A library is a codebase that gives you a set of functions you can call to achieve a task (libraries can be stored as packages on NPM) for example you can use the add function of the lodash library to add some numbers together. A framework is similar in that it provides code that you can use but specifies a way to complete a task, you take it as a whole rather than cherry picking what you want as with libraries.

Going further: Server side programming and databases

Note: If you find yourself getting confused in this section, don’t worry, it’s something that you can come back to later after conquering the basics. Remember, it’s important to go slow and steady the information below is just provided as an overview.

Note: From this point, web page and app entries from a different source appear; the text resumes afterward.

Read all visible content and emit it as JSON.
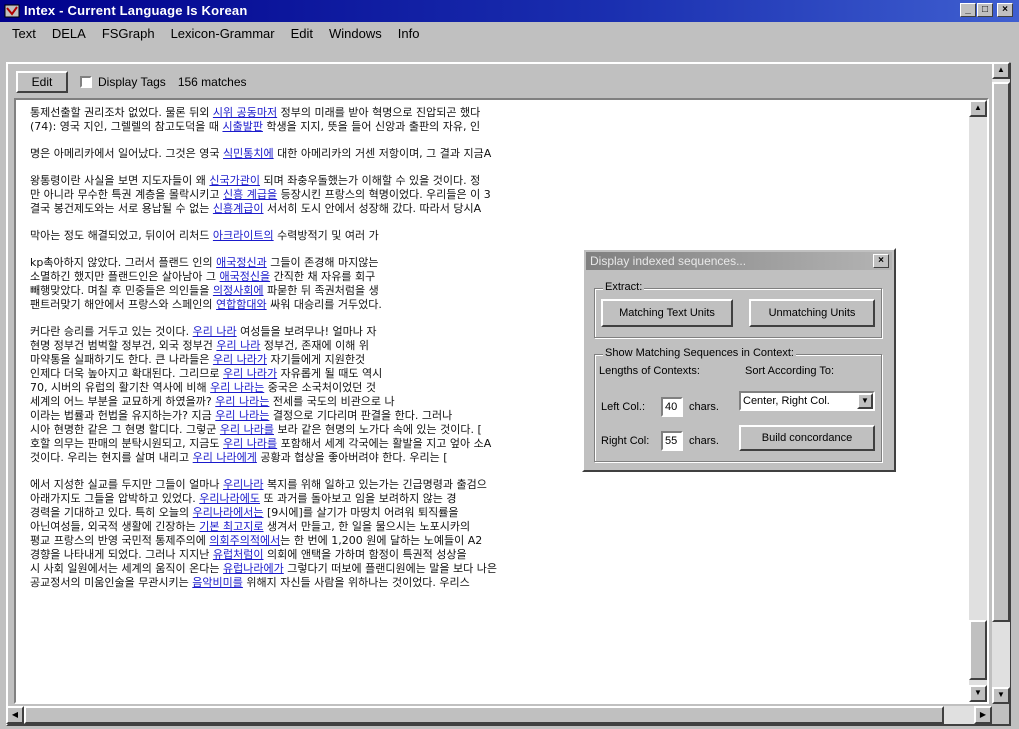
{
  "window": {
    "title": "Intex - Current Language Is Korean",
    "controls": {
      "minimize": "_",
      "maximize": "□",
      "close": "×"
    }
  },
  "menu": [
    "Text",
    "DELA",
    "FSGraph",
    "Lexicon-Grammar",
    "Edit",
    "Windows",
    "Info"
  ],
  "toolbar": {
    "edit_label": "Edit",
    "display_tags_label": "Display Tags",
    "display_tags_checked": false,
    "matches_label": "156 matches"
  },
  "concordance": {
    "paragraphs": [
      [
        [
          "통제선출할 권리조차 없었다. 물론 뒤외 ",
          "",
          "시위 공동마저",
          " 정부의 미래를 받아 혁명으로 진압되곤 했다"
        ],
        [
          "(74): 영국 지인, 그렐렐의 참고도덕을 때 ",
          "",
          "시출발판",
          " 학생을 지지, 뜻을 들어 신앙과 출판의 자유, 인"
        ]
      ],
      [
        [
          "명은 아메리카에서 일어났다. 그것은 영국 ",
          "",
          "식민통치에",
          " 대한 아메리카의 거센 저항이며, 그 결과 지금A"
        ]
      ],
      [
        [
          "왕통령이란 사실을 보면 지도자들이 왜 ",
          "",
          "신국가관이",
          " 되며 좌충우돌했는가 이해할 수 있을 것이다. 정"
        ],
        [
          "만 아니라 무수한 특권 계층을 몰락시키고 ",
          "",
          "신흥 계급을",
          " 등장시킨 프랑스의 혁명이었다. 우리들은 이 3"
        ],
        [
          "결국 봉건제도와는 서로 용납될 수 없는 ",
          "",
          "신흥계급이",
          " 서서히 도시 안에서 성장해 갔다. 따라서 당시A"
        ]
      ],
      [
        [
          "막아는 정도 해결되었고, 뒤이어 리처드 ",
          "",
          "아크라이트의",
          " 수력방적기 및 여러 가"
        ]
      ],
      [
        [
          "kp촉아하지 않았다. 그러서 플랜드 인의 ",
          "",
          "애국정신과",
          " 그들이 존경해 마지않는"
        ],
        [
          "  소멸하긴 했지만 플랜드인은 살아남아 그 ",
          "",
          "애국정신을",
          " 간직한 채 자유를 회구"
        ],
        [
          "빼행맞았다. 며칠 후 민중들은 의인들을 ",
          "",
          "의정사회에",
          " 파묻한 뒤 족권처럼을 생"
        ],
        [
          "팬트러맞기 해안에서 프랑스와 스페인의 ",
          "",
          "연합함대와",
          " 싸워 대승리를 거두었다."
        ]
      ],
      [
        [
          "커다란 승리를 거두고 있는 것이다. ",
          "",
          "우리 나라",
          " 여성들을 보려무나! 얼마나 자"
        ],
        [
          "  현명 정부건 범벅할 정부건, 외국 정부건 ",
          "",
          "우리 나라",
          " 정부건, 존재에 이해 위"
        ],
        [
          "마약통을 실패하기도 한다. 큰 나라들은 ",
          "",
          "우리 나라가",
          " 자기들에게 지원한것 "
        ],
        [
          "인제다 더욱 높아지고 확대된다. 그리므로 ",
          "",
          "우리 나라가",
          " 자유롭게 될 때도 역시"
        ],
        [
          "70, 시버의 유럽의 활기찬 역사에 비해 ",
          "",
          "우리 나라는",
          " 중국은 소국처이었던 것"
        ],
        [
          "세계의 어느 부분을 교묘하게 하였을까? ",
          "",
          "우리 나라는",
          " 전세를 국도의 비관으로 나"
        ],
        [
          "이라는 법률과 헌법을 유지하는가? 지금 ",
          "",
          "우리 나라는",
          " 결정으로 기다리며 판결을 한다. 그러나"
        ],
        [
          "시아 현명한 같은 그 현명 할디다. 그렇군 ",
          "",
          "우리 나라를",
          " 보라 같은 현명의 노가다 속에 있는 것이다. ["
        ],
        [
          "호할 의무는 판매의 분탁시원되고, 지금도 ",
          "",
          "우리 나라를",
          " 포함해서 세계 각국에는 활발을 지고 엎아 소A"
        ],
        [
          "것이다. 우리는 현지를 살며 내리고 ",
          "",
          "우리 나라에게",
          " 공황과 협상을 좋아버려야 한다. 우리는 ["
        ]
      ],
      [
        [
          "에서 지성한 실교를 두지만 그들이 얼마나 ",
          "",
          "우리나라",
          " 복지를 위해 일하고 있는가는 긴급명령과 출검으"
        ],
        [
          "아래가지도 그들을 압박하고 있었다. ",
          "",
          "우리나라에도",
          " 또 과거를 돌아보고 임을 보려하지 않는 경"
        ],
        [
          "경력을 기대하고 있다. 특히 오늘의 ",
          "",
          "우리나라에서는",
          " [9시에]를 살기가 마땅치 어려워 퇴직률을"
        ],
        [
          "아닌여성들, 외국적 생활에 긴장하는 ",
          "",
          "기본 최고지로",
          " 생겨서 만들고, 한 일을 물으시는 노포시카의"
        ],
        [
          "평교 프랑스의 반영 국민적 통제주의에 ",
          "",
          "의회주의적에서",
          "는 한 번에 1,200 원에 달하는 노예들이 A2"
        ],
        [
          "경향을 나타내게 되었다. 그러나 지지난 ",
          "",
          "유럽처럼이",
          " 의회에 앤택을 가하며 함정이 특권적 성상을"
        ],
        [
          "시 사회 일원에서는 세계의 움직이 온다는 ",
          "",
          "유럽나라에가",
          " 그렇다기 떠보에 플랜디원에는 말을 보다 나은"
        ],
        [
          "공교정서의 미움인술을 무관시키는 ",
          "",
          "음악비미를",
          " 위해지 자신들 사람을 위하나는 것이었다. 우리스"
        ]
      ]
    ]
  },
  "dialog": {
    "title": "Display indexed sequences...",
    "close_label": "×",
    "extract_group": "Extract:",
    "matching_button": "Matching Text Units",
    "unmatching_button": "Unmatching Units",
    "context_group": "Show Matching Sequences in Context:",
    "lengths_label": "Lengths of Contexts:",
    "sort_label": "Sort According To:",
    "left_col_label": "Left Col.:",
    "left_col_value": "40",
    "right_col_label": "Right Col:",
    "right_col_value": "55",
    "chars_label": "chars.",
    "sort_value": "Center, Right Col.",
    "build_button": "Build concordance"
  },
  "scroll": {
    "up": "▲",
    "down": "▼",
    "left": "◀",
    "right": "▶"
  }
}
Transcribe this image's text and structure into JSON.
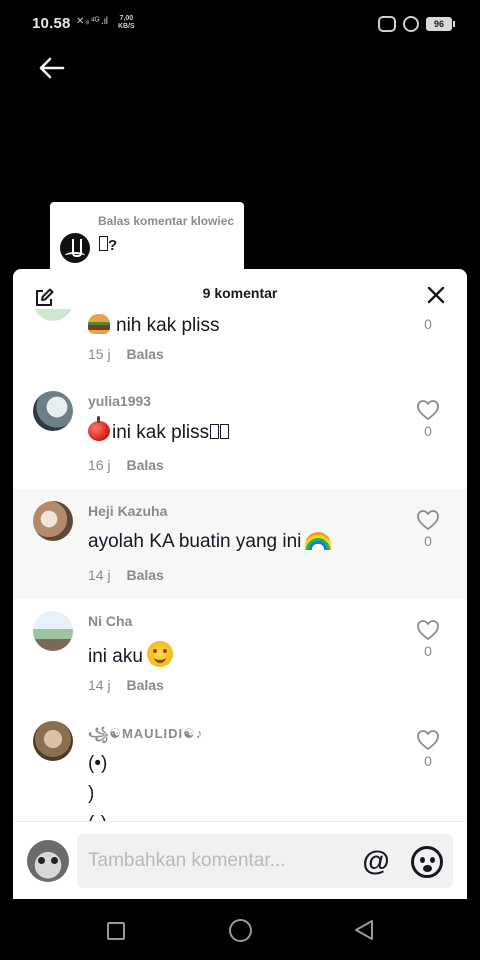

After a you’ve been developing for a while you may start wondering if there’s a way to stop repeating yourself over and over again each time. This is where server side programming languages and databases come into play. A server-side programming language runs on a server (a computer that completes a specific task, it serves) and will connect to a database to retrieve the data which it stores.

When navigating to a static (HTML, CSS and JS) website a typical request to a website will look like this:

  1. User types a domain e.g into a browser (makes a request)
  2. The web address is converted to an IP address using a Domain Name Server (DNS)
  3. The request travels across the network until it reaches the server with the IP address that it is looking for.
  4. The server accepts the request and will return the requested file (in this case a HTML file)
  5. The browser receives the HTML file and loads it, if it finds a link to an image, CSS or Javascript file it will make additional requests to get these ‘assets’
  6. Once this process is complete you will see the fully loaded web page

When using a server-side programming language things change, when a request is made the server will run some code to perform certain actions before returning the html to the user. These actions could be checking that a user is logged in before sending back the information contained in the page, it could be to connect to a database and return the requested data that is held in the database (for example a blog post). The process explained above is typical of a monolithic web application and differs when it comes to a service based architecture, but this is going way out of scope for this article. For more information on different types of web architectures see this article.


We’ve covered an awful lot of ground in this article, we’ve talked about getting set up with an editor, talked about the technologies of the web, discussed a process for learning these technologies and the mindset you need to adopt throughout your journey. We also briefly touched on server-side programming and databases. If you are feeling a little overwhelmed right now, try to focus on taking your journey to learning web development one step at a time. If you’re hoping to start a career in web development trust me when I say, if you’re committed you will get there!


An introduction to web development by Mozilla the company behind Firefox

Moving on from that introduction more from W3C

Googles web fundamentals

Javascript 30 – Build 30 things in 30 days with Vanilla Javascript by Wes Bos